** Opening Supplied information block **

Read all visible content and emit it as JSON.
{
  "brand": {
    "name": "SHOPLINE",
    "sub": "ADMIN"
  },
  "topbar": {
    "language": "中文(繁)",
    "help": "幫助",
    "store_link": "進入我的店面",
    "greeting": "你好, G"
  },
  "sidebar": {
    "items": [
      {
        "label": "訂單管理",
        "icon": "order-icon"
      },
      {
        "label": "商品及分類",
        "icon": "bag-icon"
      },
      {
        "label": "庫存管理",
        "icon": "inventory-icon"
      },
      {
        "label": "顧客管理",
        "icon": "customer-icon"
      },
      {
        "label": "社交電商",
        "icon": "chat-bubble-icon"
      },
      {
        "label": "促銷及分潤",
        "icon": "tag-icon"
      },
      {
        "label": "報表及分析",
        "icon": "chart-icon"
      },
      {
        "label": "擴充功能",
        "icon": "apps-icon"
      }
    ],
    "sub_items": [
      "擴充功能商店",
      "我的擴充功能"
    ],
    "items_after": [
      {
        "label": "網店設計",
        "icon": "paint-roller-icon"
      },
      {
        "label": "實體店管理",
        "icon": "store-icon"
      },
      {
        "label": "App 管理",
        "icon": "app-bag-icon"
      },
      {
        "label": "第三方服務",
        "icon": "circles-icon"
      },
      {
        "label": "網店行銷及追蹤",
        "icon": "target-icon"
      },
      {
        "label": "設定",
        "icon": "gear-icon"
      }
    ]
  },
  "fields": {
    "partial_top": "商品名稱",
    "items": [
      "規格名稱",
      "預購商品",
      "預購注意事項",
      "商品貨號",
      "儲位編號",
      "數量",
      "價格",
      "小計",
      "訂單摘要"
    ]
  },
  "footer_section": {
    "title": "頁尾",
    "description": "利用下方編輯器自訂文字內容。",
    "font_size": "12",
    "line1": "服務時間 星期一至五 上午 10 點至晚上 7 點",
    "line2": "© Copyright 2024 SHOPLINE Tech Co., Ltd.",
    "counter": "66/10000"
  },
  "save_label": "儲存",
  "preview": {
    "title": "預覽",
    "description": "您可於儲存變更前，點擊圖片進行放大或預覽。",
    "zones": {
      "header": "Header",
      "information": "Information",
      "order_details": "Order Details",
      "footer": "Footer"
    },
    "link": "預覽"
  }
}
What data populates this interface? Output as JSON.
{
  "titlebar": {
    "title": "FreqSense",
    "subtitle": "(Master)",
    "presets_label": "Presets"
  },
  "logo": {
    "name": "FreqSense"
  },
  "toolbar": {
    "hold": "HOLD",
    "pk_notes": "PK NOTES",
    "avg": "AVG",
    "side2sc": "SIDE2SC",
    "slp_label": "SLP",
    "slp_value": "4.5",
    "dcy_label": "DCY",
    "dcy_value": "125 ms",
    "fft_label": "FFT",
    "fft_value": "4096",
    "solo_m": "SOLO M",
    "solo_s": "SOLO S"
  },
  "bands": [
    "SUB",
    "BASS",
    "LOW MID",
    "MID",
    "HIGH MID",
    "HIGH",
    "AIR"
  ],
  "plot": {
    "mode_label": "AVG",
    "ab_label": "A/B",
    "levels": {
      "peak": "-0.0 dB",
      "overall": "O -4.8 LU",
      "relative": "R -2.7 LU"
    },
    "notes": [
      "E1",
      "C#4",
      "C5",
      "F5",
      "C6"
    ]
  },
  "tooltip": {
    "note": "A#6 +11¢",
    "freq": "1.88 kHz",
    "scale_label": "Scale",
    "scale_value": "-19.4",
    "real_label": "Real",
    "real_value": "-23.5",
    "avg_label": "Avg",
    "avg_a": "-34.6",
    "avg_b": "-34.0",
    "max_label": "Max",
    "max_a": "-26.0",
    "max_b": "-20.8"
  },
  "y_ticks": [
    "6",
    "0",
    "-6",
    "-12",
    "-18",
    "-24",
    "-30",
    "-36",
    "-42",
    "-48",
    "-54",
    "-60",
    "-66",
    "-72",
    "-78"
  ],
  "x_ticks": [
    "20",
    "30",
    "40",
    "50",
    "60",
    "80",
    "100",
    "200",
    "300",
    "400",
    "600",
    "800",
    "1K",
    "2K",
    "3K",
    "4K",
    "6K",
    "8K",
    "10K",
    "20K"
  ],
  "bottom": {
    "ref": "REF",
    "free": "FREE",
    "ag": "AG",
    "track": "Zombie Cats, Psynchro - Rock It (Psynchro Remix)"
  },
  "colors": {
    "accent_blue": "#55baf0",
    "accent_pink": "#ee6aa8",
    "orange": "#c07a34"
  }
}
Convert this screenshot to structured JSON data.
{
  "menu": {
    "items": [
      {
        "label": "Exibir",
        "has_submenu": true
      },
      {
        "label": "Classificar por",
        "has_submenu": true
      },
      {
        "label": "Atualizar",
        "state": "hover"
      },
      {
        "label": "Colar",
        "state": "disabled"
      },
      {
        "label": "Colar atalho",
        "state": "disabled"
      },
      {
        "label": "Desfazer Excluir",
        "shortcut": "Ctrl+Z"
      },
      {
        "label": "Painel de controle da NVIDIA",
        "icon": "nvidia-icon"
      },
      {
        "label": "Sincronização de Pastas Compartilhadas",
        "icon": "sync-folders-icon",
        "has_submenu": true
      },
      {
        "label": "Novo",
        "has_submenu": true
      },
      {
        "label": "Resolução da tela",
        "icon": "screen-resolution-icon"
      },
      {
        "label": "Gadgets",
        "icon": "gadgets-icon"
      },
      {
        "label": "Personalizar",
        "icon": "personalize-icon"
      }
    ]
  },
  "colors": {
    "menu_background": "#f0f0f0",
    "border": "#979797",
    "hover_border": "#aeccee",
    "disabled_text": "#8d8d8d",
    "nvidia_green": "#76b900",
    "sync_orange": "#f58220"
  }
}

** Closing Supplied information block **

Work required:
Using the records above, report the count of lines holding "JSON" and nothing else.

Result of the task:
3